EXERCISE BRIEF »
Set down the entries once more, exactly as given.
MATERIAL FOR THE TASK section start
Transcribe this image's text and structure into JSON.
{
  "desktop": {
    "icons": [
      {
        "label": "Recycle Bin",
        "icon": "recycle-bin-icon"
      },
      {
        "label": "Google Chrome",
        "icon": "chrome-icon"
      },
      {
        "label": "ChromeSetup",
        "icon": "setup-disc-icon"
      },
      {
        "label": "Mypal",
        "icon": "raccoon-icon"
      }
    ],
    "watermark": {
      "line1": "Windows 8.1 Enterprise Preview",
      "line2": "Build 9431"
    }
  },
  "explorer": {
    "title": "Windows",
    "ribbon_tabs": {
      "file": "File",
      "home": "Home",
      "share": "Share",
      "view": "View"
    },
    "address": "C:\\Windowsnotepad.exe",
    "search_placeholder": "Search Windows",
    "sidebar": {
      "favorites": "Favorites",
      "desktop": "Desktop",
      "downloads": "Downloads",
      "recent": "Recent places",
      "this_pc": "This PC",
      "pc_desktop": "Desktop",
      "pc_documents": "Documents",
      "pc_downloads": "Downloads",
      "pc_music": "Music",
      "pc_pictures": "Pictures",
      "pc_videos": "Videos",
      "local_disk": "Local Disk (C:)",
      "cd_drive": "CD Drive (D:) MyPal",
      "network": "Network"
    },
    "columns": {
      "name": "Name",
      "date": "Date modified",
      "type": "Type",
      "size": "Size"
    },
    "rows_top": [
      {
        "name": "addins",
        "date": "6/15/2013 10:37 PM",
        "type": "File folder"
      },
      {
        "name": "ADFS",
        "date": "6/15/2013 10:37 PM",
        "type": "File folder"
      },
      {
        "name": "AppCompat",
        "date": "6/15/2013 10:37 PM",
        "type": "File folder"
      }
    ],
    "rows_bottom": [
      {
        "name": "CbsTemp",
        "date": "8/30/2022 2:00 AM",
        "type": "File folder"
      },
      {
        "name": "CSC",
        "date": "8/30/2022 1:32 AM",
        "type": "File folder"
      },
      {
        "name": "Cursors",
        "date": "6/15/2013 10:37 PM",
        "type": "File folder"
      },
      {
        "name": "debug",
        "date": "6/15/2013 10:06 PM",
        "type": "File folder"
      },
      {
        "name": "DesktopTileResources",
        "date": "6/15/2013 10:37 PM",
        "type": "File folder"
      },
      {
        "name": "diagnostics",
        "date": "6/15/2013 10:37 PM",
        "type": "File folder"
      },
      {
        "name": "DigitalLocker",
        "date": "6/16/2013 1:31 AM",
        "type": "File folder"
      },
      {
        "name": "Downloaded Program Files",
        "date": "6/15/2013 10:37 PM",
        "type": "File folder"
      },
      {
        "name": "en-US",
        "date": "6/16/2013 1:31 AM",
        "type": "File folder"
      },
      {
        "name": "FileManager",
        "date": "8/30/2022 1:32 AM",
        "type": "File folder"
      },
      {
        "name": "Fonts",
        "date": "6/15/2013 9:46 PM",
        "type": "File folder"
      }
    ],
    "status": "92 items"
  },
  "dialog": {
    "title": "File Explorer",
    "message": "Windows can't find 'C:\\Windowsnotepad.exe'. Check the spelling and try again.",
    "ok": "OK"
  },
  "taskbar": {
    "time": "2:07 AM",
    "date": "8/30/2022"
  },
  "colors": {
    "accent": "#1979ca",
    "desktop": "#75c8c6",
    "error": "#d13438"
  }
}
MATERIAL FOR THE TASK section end
FINISHED EXERCISE »
Transcribe this image's text and structure into JSON.
{
  "desktop": {
    "icons": [
      {
        "label": "Recycle Bin",
        "icon": "recycle-bin-icon"
      },
      {
        "label": "Google Chrome",
        "icon": "chrome-icon"
      },
      {
        "label": "ChromeSetup",
        "icon": "setup-disc-icon"
      },
      {
        "label": "Mypal",
        "icon": "raccoon-icon"
      }
    ],
    "watermark": {
      "line1": "Windows 8.1 Enterprise Preview",
      "line2": "Build 9431"
    }
  },
  "explorer": {
    "title": "Windows",
    "ribbon_tabs": {
      "file": "File",
      "home": "Home",
      "share": "Share",
      "view": "View"
    },
    "address": "C:\\Windowsnotepad.exe",
    "search_placeholder": "Search Windows",
    "sidebar": {
      "favorites": "Favorites",
      "desktop": "Desktop",
      "downloads": "Downloads",
      "recent": "Recent places",
      "this_pc": "This PC",
      "pc_desktop": "Desktop",
      "pc_documents": "Documents",
      "pc_downloads": "Downloads",
      "pc_music": "Music",
      "pc_pictures": "Pictures",
      "pc_videos": "Videos",
      "local_disk": "Local Disk (C:)",
      "cd_drive": "CD Drive (D:) MyPal",
      "network": "Network"
    },
    "columns": {
      "name": "Name",
      "date": "Date modified",
      "type": "Type",
      "size": "Size"
    },
    "rows_top": [
      {
        "name": "addins",
        "date": "6/15/2013 10:37 PM",
        "type": "File folder"
      },
      {
        "name": "ADFS",
        "date": "6/15/2013 10:37 PM",
        "type": "File folder"
      },
      {
        "name": "AppCompat",
        "date": "6/15/2013 10:37 PM",
        "type": "File folder"
      }
    ],
    "rows_bottom": [
      {
        "name": "CbsTemp",
        "date": "8/30/2022 2:00 AM",
        "type": "File folder"
      },
      {
        "name": "CSC",
        "date": "8/30/2022 1:32 AM",
        "type": "File folder"
      },
      {
        "name": "Cursors",
        "date": "6/15/2013 10:37 PM",
        "type": "File folder"
      },
      {
        "name": "debug",
        "date": "6/15/2013 10:06 PM",
        "type": "File folder"
      },
      {
        "name": "DesktopTileResources",
        "date": "6/15/2013 10:37 PM",
        "type": "File folder"
      },
      {
        "name": "diagnostics",
        "date": "6/15/2013 10:37 PM",
        "type": "File folder"
      },
      {
        "name": "DigitalLocker",
        "date": "6/16/2013 1:31 AM",
        "type": "File folder"
      },
      {
        "name": "Downloaded Program Files",
        "date": "6/15/2013 10:37 PM",
        "type": "File folder"
      },
      {
        "name": "en-US",
        "date": "6/16/2013 1:31 AM",
        "type": "File folder"
      },
      {
        "name": "FileManager",
        "date": "8/30/2022 1:32 AM",
        "type": "File folder"
      },
      {
        "name": "Fonts",
        "date": "6/15/2013 9:46 PM",
        "type": "File folder"
      }
    ],
    "status": "92 items"
  },
  "dialog": {
    "title": "File Explorer",
    "message": "Windows can't find 'C:\\Windowsnotepad.exe'. Check the spelling and try again.",
    "ok": "OK"
  },
  "taskbar": {
    "time": "2:07 AM",
    "date": "8/30/2022"
  },
  "colors": {
    "accent": "#1979ca",
    "desktop": "#75c8c6",
    "error": "#d13438"
  }
}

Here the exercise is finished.